▸ Task input:
--------------------------------------------------

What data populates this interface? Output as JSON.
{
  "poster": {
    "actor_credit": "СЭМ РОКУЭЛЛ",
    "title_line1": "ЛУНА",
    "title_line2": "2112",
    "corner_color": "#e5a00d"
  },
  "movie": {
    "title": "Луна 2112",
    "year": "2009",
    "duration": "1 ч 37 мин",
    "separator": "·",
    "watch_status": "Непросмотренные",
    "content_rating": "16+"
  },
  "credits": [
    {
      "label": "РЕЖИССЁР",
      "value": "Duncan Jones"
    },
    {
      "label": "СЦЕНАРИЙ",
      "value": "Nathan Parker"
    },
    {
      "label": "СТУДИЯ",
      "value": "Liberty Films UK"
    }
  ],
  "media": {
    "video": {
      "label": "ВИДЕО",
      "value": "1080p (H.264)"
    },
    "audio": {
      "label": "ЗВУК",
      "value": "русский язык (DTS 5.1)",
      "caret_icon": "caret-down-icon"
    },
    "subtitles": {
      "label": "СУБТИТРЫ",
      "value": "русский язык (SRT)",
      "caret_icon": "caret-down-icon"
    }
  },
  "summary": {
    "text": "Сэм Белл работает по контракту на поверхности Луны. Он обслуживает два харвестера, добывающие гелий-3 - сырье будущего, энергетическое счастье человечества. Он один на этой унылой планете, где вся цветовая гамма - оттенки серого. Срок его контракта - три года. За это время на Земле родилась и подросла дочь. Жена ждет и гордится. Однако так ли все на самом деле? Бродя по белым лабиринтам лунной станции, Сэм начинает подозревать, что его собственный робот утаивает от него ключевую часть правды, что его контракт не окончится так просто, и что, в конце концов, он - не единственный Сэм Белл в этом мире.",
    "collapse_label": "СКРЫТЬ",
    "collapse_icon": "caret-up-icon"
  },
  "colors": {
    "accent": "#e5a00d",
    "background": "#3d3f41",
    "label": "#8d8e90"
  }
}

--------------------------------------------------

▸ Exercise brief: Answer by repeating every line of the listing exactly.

▸ Response for this exercise:
What data populates this interface? Output as JSON.
{
  "poster": {
    "actor_credit": "СЭМ РОКУЭЛЛ",
    "title_line1": "ЛУНА",
    "title_line2": "2112",
    "corner_color": "#e5a00d"
  },
  "movie": {
    "title": "Луна 2112",
    "year": "2009",
    "duration": "1 ч 37 мин",
    "separator": "·",
    "watch_status": "Непросмотренные",
    "content_rating": "16+"
  },
  "credits": [
    {
      "label": "РЕЖИССЁР",
      "value": "Duncan Jones"
    },
    {
      "label": "СЦЕНАРИЙ",
      "value": "Nathan Parker"
    },
    {
      "label": "СТУДИЯ",
      "value": "Liberty Films UK"
    }
  ],
  "media": {
    "video": {
      "label": "ВИДЕО",
      "value": "1080p (H.264)"
    },
    "audio": {
      "label": "ЗВУК",
      "value": "русский язык (DTS 5.1)",
      "caret_icon": "caret-down-icon"
    },
    "subtitles": {
      "label": "СУБТИТРЫ",
      "value": "русский язык (SRT)",
      "caret_icon": "caret-down-icon"
    }
  },
  "summary": {
    "text": "Сэм Белл работает по контракту на поверхности Луны. Он обслуживает два харвестера, добывающие гелий-3 - сырье будущего, энергетическое счастье человечества. Он один на этой унылой планете, где вся цветовая гамма - оттенки серого. Срок его контракта - три года. За это время на Земле родилась и подросла дочь. Жена ждет и гордится. Однако так ли все на самом деле? Бродя по белым лабиринтам лунной станции, Сэм начинает подозревать, что его собственный робот утаивает от него ключевую часть правды, что его контракт не окончится так просто, и что, в конце концов, он - не единственный Сэм Белл в этом мире.",
    "collapse_label": "СКРЫТЬ",
    "collapse_icon": "caret-up-icon"
  },
  "colors": {
    "accent": "#e5a00d",
    "background": "#3d3f41",
    "label": "#8d8e90"
  }
}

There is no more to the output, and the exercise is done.